RPS will conduct review into hospital pharmacy services in Wales
The Royal Pharmaceutical Society has been commissioned by the government in Wales to carry out an independent review of how clinical pharmacy services in NHS hospitals might develop.
The RPS said the review will be informed by what it described as the “many excellent and innovative examples of good practice already happening in hospitals in Wales” and it will also look beyond the UK for other models that might be of benefit in supporting the “immediate and longer-term priorities of the NHS".
The review will examine how the greater use of digital technology can improve services, the expected roll-out of electronic prescribing in all hospital in Wales and changes to undergraduate education that will see all pharmacists become prescribers by the time they register in 2026.
The chief pharmaceutical officer for Wales Andrew Evans said the review will “ensure the skills and expertise of pharmacists and pharmacy technicians working in the NHS are best utilised” to meet the “significant challenges” posed by urgent and emergency and planned care.
“I am delighted the Royal Pharmaceutical Society has been commissioned to support the review of clinical pharmacy services provided in NHS hospitals in Wales.
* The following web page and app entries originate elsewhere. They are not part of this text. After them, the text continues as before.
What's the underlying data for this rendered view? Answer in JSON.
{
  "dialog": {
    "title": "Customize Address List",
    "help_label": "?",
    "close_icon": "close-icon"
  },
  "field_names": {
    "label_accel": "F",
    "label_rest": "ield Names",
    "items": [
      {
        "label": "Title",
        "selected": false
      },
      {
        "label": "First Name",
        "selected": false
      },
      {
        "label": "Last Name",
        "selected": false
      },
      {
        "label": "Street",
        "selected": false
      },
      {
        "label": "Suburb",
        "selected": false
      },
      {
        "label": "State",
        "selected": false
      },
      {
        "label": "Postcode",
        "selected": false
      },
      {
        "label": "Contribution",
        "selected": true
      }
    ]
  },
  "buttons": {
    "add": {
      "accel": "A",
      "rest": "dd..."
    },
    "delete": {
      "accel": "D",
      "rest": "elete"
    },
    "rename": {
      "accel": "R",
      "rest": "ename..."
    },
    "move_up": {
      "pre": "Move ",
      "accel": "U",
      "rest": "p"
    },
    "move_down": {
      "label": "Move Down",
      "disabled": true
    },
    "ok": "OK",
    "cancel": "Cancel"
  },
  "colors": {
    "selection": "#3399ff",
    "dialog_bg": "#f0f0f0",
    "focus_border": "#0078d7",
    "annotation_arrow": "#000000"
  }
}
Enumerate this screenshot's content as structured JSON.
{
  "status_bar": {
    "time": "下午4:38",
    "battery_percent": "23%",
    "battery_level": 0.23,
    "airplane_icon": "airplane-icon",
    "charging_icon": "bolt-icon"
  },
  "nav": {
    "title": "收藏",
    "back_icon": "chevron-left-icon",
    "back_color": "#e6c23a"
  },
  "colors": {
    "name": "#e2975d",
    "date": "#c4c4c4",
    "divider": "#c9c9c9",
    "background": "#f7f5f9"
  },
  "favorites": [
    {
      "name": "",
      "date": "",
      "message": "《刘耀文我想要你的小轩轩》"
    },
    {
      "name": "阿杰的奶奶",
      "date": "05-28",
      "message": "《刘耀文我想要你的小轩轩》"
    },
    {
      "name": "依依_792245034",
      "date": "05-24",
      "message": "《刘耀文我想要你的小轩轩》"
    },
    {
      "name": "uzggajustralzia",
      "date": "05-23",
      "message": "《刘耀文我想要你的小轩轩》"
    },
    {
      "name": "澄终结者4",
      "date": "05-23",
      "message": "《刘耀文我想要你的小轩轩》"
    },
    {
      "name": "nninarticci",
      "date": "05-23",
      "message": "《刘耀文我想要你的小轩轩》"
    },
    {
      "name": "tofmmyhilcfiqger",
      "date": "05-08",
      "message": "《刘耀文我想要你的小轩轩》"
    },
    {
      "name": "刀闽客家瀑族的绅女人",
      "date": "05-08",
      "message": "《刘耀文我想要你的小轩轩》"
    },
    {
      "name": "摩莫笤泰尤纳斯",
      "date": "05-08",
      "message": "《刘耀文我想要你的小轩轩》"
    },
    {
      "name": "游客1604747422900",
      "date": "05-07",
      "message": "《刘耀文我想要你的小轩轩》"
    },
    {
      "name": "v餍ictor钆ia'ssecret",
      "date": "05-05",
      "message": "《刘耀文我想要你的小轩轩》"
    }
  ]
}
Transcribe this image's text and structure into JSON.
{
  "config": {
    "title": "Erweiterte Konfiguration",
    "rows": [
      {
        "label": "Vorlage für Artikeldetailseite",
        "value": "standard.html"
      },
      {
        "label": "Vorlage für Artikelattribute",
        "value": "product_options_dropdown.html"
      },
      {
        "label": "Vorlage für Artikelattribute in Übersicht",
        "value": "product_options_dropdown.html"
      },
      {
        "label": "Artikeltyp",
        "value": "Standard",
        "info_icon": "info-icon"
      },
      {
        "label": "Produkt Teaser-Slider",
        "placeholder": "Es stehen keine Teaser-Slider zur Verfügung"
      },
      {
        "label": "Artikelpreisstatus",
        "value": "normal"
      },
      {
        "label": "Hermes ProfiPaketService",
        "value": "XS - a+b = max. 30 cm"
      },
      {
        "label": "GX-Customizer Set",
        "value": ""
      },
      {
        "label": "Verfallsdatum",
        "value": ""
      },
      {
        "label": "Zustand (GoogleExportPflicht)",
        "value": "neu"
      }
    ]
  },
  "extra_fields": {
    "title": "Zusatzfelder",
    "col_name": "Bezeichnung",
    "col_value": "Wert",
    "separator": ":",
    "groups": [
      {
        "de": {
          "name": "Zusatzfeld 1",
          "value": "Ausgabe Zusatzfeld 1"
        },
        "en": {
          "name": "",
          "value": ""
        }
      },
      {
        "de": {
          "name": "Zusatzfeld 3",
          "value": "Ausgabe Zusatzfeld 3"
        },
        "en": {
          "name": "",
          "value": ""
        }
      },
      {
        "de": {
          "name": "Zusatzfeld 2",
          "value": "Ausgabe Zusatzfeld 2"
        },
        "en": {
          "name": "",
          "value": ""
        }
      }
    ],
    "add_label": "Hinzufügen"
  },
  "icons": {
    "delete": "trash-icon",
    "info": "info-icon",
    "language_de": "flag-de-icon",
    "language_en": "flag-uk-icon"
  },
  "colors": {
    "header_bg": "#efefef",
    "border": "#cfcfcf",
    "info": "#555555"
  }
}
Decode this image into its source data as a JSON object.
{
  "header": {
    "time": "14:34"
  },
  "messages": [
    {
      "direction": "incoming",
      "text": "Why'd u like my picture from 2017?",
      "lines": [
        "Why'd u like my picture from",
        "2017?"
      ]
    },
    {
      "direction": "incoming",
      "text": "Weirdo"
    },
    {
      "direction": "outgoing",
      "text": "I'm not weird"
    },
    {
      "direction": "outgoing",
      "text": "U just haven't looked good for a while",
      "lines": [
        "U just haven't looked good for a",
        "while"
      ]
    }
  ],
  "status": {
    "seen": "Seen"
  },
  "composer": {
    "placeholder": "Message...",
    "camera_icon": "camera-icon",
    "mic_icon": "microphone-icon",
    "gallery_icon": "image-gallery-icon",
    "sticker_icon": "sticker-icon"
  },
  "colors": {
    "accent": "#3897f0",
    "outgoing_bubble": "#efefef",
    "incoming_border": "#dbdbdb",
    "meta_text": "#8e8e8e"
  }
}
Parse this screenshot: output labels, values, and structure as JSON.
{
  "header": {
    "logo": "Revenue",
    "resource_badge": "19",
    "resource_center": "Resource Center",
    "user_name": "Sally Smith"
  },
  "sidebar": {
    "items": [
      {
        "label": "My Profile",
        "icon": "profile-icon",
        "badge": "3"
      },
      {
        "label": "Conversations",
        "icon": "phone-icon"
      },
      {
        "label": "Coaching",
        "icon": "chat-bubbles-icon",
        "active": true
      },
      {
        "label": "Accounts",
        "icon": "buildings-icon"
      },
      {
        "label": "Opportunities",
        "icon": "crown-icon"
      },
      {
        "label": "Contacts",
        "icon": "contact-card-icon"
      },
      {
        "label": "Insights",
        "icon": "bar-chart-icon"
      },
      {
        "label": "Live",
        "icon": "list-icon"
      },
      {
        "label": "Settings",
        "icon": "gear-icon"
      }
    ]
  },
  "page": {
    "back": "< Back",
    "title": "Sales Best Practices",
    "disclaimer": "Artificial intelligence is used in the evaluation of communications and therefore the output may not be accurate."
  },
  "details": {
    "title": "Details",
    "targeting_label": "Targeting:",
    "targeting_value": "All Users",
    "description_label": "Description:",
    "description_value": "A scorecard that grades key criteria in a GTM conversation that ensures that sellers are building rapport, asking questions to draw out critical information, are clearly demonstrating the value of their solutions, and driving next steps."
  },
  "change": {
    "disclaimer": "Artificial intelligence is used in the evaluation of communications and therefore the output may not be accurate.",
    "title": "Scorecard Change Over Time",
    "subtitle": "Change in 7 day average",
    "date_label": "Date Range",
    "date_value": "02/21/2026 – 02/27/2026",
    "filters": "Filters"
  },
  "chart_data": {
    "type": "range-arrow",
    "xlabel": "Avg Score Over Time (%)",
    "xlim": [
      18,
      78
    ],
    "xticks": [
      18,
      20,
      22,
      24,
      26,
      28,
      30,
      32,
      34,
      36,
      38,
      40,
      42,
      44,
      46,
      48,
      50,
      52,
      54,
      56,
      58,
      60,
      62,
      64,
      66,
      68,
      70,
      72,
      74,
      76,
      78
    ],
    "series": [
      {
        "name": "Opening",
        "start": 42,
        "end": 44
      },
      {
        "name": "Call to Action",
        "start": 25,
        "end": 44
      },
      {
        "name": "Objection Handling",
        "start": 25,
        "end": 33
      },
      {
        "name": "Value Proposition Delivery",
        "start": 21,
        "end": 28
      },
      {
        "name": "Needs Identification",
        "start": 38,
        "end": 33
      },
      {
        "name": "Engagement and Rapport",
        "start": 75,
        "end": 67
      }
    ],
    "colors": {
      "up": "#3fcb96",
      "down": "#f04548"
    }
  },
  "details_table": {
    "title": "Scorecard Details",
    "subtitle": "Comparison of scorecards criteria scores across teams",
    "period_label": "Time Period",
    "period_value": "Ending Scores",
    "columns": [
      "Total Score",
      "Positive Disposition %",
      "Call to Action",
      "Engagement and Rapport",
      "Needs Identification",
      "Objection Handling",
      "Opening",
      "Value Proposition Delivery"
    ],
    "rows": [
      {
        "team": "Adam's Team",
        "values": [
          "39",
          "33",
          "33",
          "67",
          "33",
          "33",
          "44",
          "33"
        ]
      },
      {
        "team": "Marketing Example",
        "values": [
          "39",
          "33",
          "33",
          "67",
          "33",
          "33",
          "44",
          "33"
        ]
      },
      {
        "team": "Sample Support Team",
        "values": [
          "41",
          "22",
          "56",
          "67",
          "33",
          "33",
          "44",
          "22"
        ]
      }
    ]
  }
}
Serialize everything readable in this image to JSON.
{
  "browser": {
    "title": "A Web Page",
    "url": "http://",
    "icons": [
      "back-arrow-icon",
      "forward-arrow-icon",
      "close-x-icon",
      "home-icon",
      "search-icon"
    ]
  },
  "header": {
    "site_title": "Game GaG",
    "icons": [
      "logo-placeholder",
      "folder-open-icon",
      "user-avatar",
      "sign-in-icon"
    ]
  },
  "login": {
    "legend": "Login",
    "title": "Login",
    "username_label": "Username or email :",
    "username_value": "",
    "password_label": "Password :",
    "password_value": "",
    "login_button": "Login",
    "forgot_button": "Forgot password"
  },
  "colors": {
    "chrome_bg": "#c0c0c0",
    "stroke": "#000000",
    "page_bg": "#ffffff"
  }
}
Hospital pharmacy practice has always been at the forefront of innovation in the delivery of pharmaceutical care,” he said.
The RPS said the review will culminate in “a set of recommendations and blueprints” that will “inform the transformation of clinical services provided by pharmacy teams".
Meanwhile, the Royal College Mental Health Expert Advisory Group, of which the RPS is a member, has urged the government and the NHS in Wales to bring about the “urgent transformation” of mental health services to alleviate the pressure on the country’s health system.
The Group made four recommendations; “critical changes” to the delivery and structure of mental health services across the community, hospital and specialist secure settings; equal access to services for the most vulnerable patients; improving the workforce’s well-being to prevent people leaving their jobs and ensuring care is provided continuously, safely and effectively; and using skills from a variety of professions and increasing the number of specialist mental health professionals.
The Group recently met with members of the Senedd in Cardiff to highlight its work in the year since it was formed and explain the importance of ensuring a multi-disciplinary workforce can provide care for people with mental health conditions.
The RPS director for Wales Elen Jones said it was “very important” to have an input from pharmacy to inform the Group’s work through “evidence and examples of good pharmacy practice to drive forward service innovation.”
Pictured is Neath Port Talbot Hospital.